3) Ask players not to use the Monster Manual at the table, and to avoid using metagame knowledge about monsters. That said, try not to mess with well-known monsters in a canonical setting without a really good story justification. If you're playing in a canonical setting, Mummies are going to be something that most adventurers will know the legends of, and the way that Mummies are described in this universe really does preclude a "good-aligned Mummy". If there's going to be a good-aligned Mummy, there should be a good story to go with that, to say how that happened contrary to the usual Mummy creation process, that the PCs have at least been given hints about. Otherwise, yeah, it's pretty appropriate for a PC to automatically kill any Mummy he comes across on sight. They will know the stories....

Note that the 5e MM does say (page 7 if need a reference for your rules lawyer):

The alignment specified in a monster's stat block is the default. Feel free to depart from it and change a monster's alignment to suit the needs of your campaign. If you want a good-aligned green dragon or an evil storm giant, there's nothing stopping you".

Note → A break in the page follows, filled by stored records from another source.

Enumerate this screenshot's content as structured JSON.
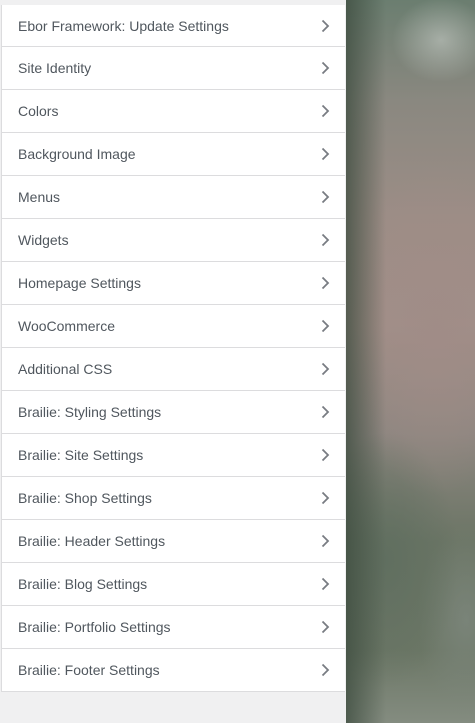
{
  "sidebar": {
    "items": [
      {
        "label": "Ebor Framework: Update Settings"
      },
      {
        "label": "Site Identity"
      },
      {
        "label": "Colors"
      },
      {
        "label": "Background Image"
      },
      {
        "label": "Menus"
      },
      {
        "label": "Widgets"
      },
      {
        "label": "Homepage Settings"
      },
      {
        "label": "WooCommerce"
      },
      {
        "label": "Additional CSS"
      },
      {
        "label": "Brailie: Styling Settings"
      },
      {
        "label": "Brailie: Site Settings"
      },
      {
        "label": "Brailie: Shop Settings"
      },
      {
        "label": "Brailie: Header Settings"
      },
      {
        "label": "Brailie: Blog Settings"
      },
      {
        "label": "Brailie: Portfolio Settings"
      },
      {
        "label": "Brailie: Footer Settings"
      }
    ],
    "item_icon": "chevron-right-icon",
    "text_color": "#50575e",
    "icon_color": "#787c82",
    "border_color": "#dcdcde",
    "background_color": "#f0f0f1"
  },
  "preview": {
    "description_icon": "site-preview-image"
  }
}
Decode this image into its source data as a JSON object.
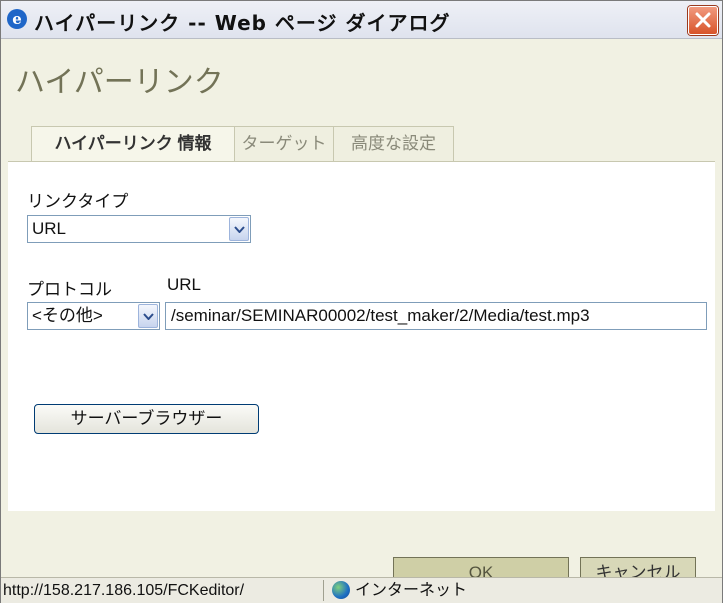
{
  "window": {
    "title": "ハイパーリンク -- Web ページ ダイアログ"
  },
  "dialog": {
    "heading": "ハイパーリンク",
    "tabs": [
      {
        "label": "ハイパーリンク 情報",
        "active": true
      },
      {
        "label": "ターゲット",
        "active": false
      },
      {
        "label": "高度な設定",
        "active": false
      }
    ],
    "link_type_label": "リンクタイプ",
    "link_type_value": "URL",
    "protocol_label": "プロトコル",
    "protocol_value": "<その他>",
    "url_label": "URL",
    "url_value": "/seminar/SEMINAR00002/test_maker/2/Media/test.mp3",
    "browse_button": "サーバーブラウザー"
  },
  "footer": {
    "ok_label": "OK",
    "cancel_label": "キャンセル"
  },
  "statusbar": {
    "url": "http://158.217.186.105/FCKeditor/",
    "zone": "インターネット"
  },
  "colors": {
    "dialog_bg": "#f1f1e3",
    "heading": "#737357",
    "close_button": "#d8542a"
  },
  "icons": [
    "ie-icon",
    "close-icon",
    "dropdown-arrow-icon",
    "globe-icon"
  ]
}
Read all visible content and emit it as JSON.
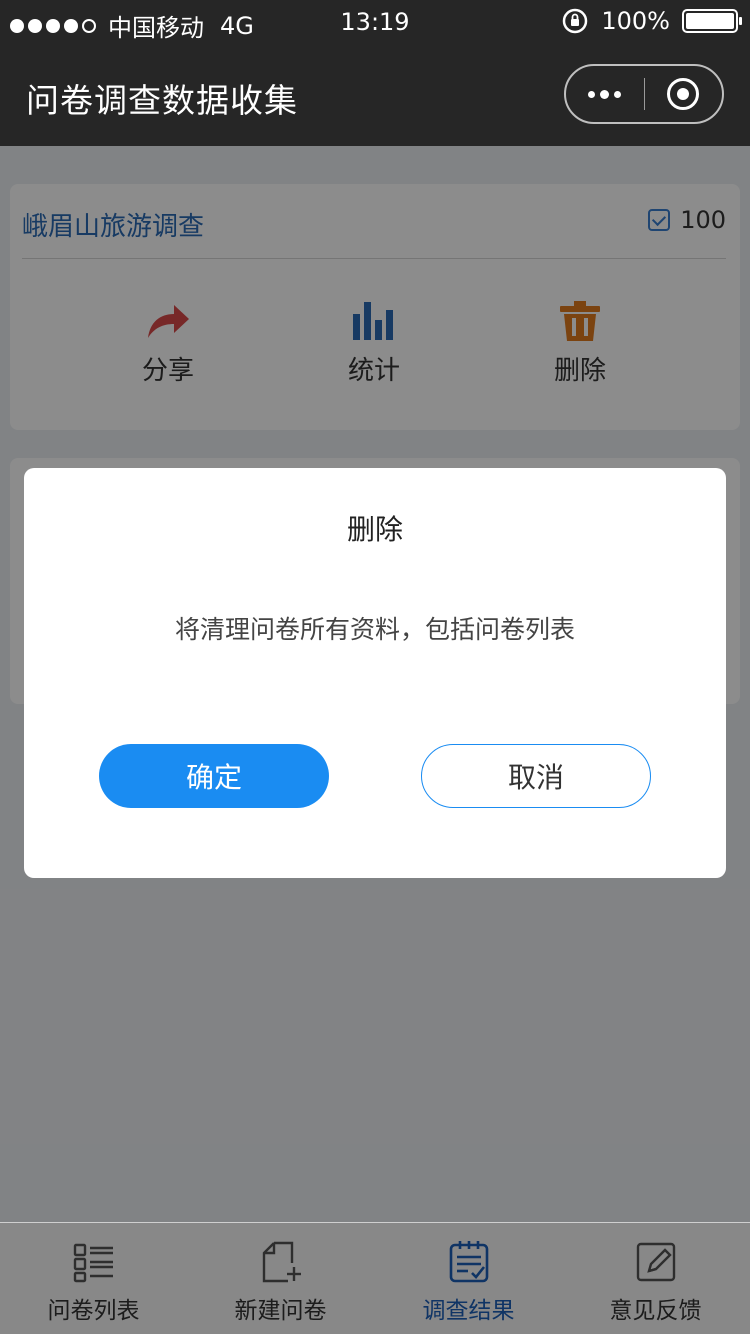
{
  "status_bar": {
    "carrier": "中国移动",
    "network": "4G",
    "time": "13:19",
    "battery": "100%"
  },
  "nav": {
    "title": "问卷调查数据收集",
    "more_icon": "more-dots-icon",
    "close_icon": "target-icon"
  },
  "survey_card": {
    "title": "峨眉山旅游调查",
    "count": "100",
    "actions": [
      {
        "label": "分享",
        "icon": "share-arrow-icon",
        "color": "#d94a4a"
      },
      {
        "label": "统计",
        "icon": "bar-chart-icon",
        "color": "#2a6bb5"
      },
      {
        "label": "删除",
        "icon": "trash-icon",
        "color": "#e07a1e"
      }
    ]
  },
  "dialog": {
    "title": "删除",
    "message": "将清理问卷所有资料，包括问卷列表",
    "confirm_label": "确定",
    "cancel_label": "取消",
    "confirm_color": "#1a8cf2"
  },
  "tab_bar": {
    "tabs": [
      {
        "label": "问卷列表",
        "icon": "list-icon",
        "active": false
      },
      {
        "label": "新建问卷",
        "icon": "new-document-icon",
        "active": false
      },
      {
        "label": "调查结果",
        "icon": "checklist-icon",
        "active": true
      },
      {
        "label": "意见反馈",
        "icon": "edit-icon",
        "active": false
      }
    ]
  }
}
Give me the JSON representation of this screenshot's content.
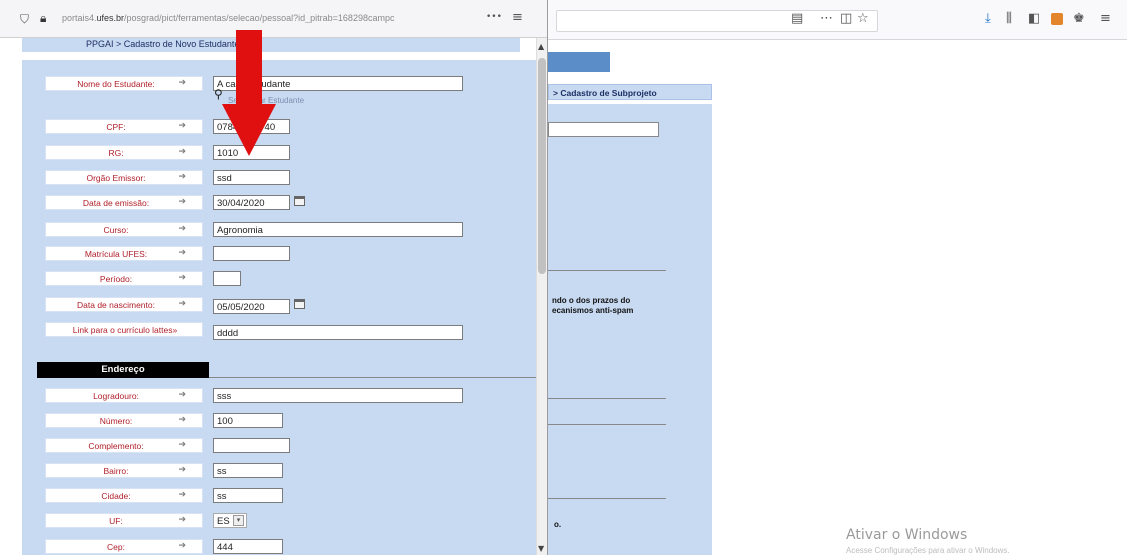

However, unless there is a good story behind the anomalous alignment, and your PCs have access to clues about that story, I think it would usually be better (and annoy your players less) if you either make up a new monster that isn't in the MM, or be clear that you are playing in a non-canonical setting and using monsters that don't match the descriptions in the MM. Even in a canonical setting, you can play variations on less-legendary monsters, but be clear (out of character) with your players that this is what you are doing. In all cases, allow the players relevant checks to recall some in-game, in-setting lore about the monster you are actually playing.

For example instead of just putting in a good-aligned Mummy you could say, "You see a medium-sized humanoid, wrapped in bandages. Make a religion check". Tell everyone with a low score that they think it's a Mummy. Tell whoever got the highest check, "Because of [some detail that they can perceive] you think this might not be a true Mummy but rather a Pseudo-Mummy. Pseudo-Mummies are created by a different process than True Mummies and in some cases can maintain their pre-death alignment." If you want, you can go into the process more, or you can just say that the character doesn't know any more than that. Now you have a good-aligned Mummy that your player shouldn't complain about.

4) Consider having a talk with the players about what game everyone wants to play. You have a conflict in play style with the "rules lawyer" player. Do the others also want to play "his" game, or do they prefer your approach? Can whoever is in the minority live with adjusting their expectations to what the group as a whole prefers? Can there be some compromise?